Today my heart is heavy.  Andrew and I learned today that his childhood best friend – his kindred spirit – his partner in mayhem – his beloved Josh – passed away on December 10, 2013 due to heart failure.  He was 29.

Josh and Andrew were true brothers.  They met as many brothers do…in a fight…and following those initial blows they were inseparable.  They were family.  They are family.

Both attended an arts magnet high school in our hometown.  Both endured scrutiny and bullying because they were guys who loved the arts.

Andrew: vocal performance | Josh: dance

They stood up for one another.  They defended the other.  They held one another accountable.  They had so much fun.  They got into a lot of trouble.  They were boys.  They are brothers.  And now Josh has passed on.

Josh is a decorated veteran.  He served tours in Iraq and Afghanistan in elite combat forces with the Marine Corps and Army.  He loved his country.  He loved defending freedom.  Though he would not talk in these words, I believe his true love was for the least, the last, and the lost.  I believe this is a love he found and fostered in his friendship and brotherhood with Andrew.  Their care for one another led him to care for so many – soldiers, civilians, innocents – around the globe.

I ache for Andrew.  I ache for our family.  I ache for Josh’s family.  When we ache it is so hard to remember, think about, and speak good news.

In one sentence – in one very long sentence – Paul shares the Good News with fledgling Christian communities in Rome – and around the world.  He tells the story from beginning to end.  From incarnation to resurrection to discipleship and stewardship of the Good News for our neighbors.

Paul wanted his brothers and sisters in Rome to know the whole story up front before diving into every theological detail and nuance the Roman correspondence has to offer.  When he shared this statement I am sure some who heard it were overjoyed, some overwhelmed, some content, some complacent, some angry, some grieving, some dying.  Though the words may have been a struggle to hear they were shared.  Though the words may have been a struggle to recall they were remembered and have been remembered throughout the ages.

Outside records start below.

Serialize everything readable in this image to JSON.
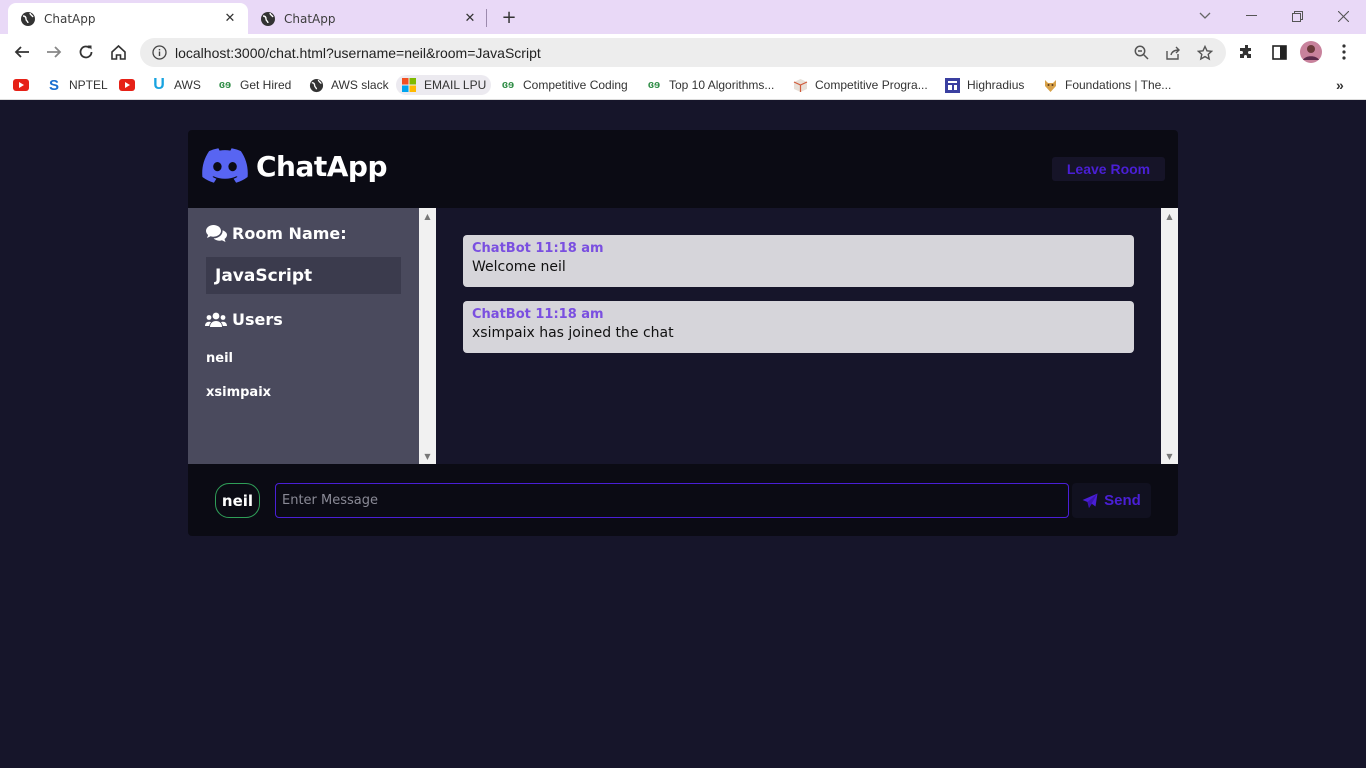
{
  "browser": {
    "tabs": [
      {
        "title": "ChatApp",
        "active": true
      },
      {
        "title": "ChatApp",
        "active": false
      }
    ],
    "url": "localhost:3000/chat.html?username=neil&room=JavaScript",
    "bookmarks": [
      {
        "label": "",
        "icon": "youtube-icon"
      },
      {
        "label": "NPTEL",
        "icon": "swayam-icon"
      },
      {
        "label": "",
        "icon": "youtube-icon"
      },
      {
        "label": "AWS",
        "icon": "udemy-icon"
      },
      {
        "label": "Get Hired",
        "icon": "gfg-icon"
      },
      {
        "label": "AWS slack",
        "icon": "globe-icon"
      },
      {
        "label": "EMAIL LPU",
        "icon": "microsoft-icon"
      },
      {
        "label": "Competitive Coding",
        "icon": "gfg-icon"
      },
      {
        "label": "Top 10 Algorithms...",
        "icon": "gfg-icon"
      },
      {
        "label": "Competitive Progra...",
        "icon": "box-icon"
      },
      {
        "label": "Highradius",
        "icon": "grid-icon"
      },
      {
        "label": "Foundations | The...",
        "icon": "odin-icon"
      }
    ]
  },
  "app": {
    "name": "ChatApp",
    "leave_label": "Leave Room",
    "room_heading": "Room Name:",
    "room_name": "JavaScript",
    "users_heading": "Users",
    "users": [
      "neil",
      "xsimpaix"
    ],
    "messages": [
      {
        "user": "ChatBot",
        "time": "11:18 am",
        "text": "Welcome neil"
      },
      {
        "user": "ChatBot",
        "time": "11:18 am",
        "text": "xsimpaix has joined the chat"
      }
    ],
    "current_user": "neil",
    "input_placeholder": "Enter Message",
    "send_label": "Send",
    "colors": {
      "accent": "#4a1fd6",
      "meta": "#7a4fe0",
      "page_bg": "#16152a",
      "panel_bg": "#0b0b14",
      "sidebar_bg": "#4a4a5d"
    }
  }
}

We remember them tonight.  We remember the Good News as we acknowledge our human grief and human loss.  We seek comfort in the promise that we shall be raised with Christ, that we share in his gift of eternal life, that we shall be reunited with our loved ones in resurrection.

In the days ahead we will walk with our grief.  In the days ahead we will remember Josh as we remember the promise of Christ.  In the days ahead we will be mindful of the example of Christ that Josh lived in his life – to care first and foremost of the least, the last, and the lost.

In doing so we will draw near to the Good News and the Good News will heal.

Prayer: “Swing low, sweet chariot, coming for to carry me home; swing low, sweet chariot, coming for to carry me home.  If you get there before I do, coming for to carry me home; tell all my friends I’m coming too, coming for to carry me home.  Swing low, sweet chariot, coming for to carry me home; swing low, sweet chariot, coming for to carry me home.”* Our promise in you, O God, is that we are all coming home.  We thank you for this gift of Good News.  Amen.

*”Swing Low, Sweet Chariot,” The United Methodist Hymnal, 703.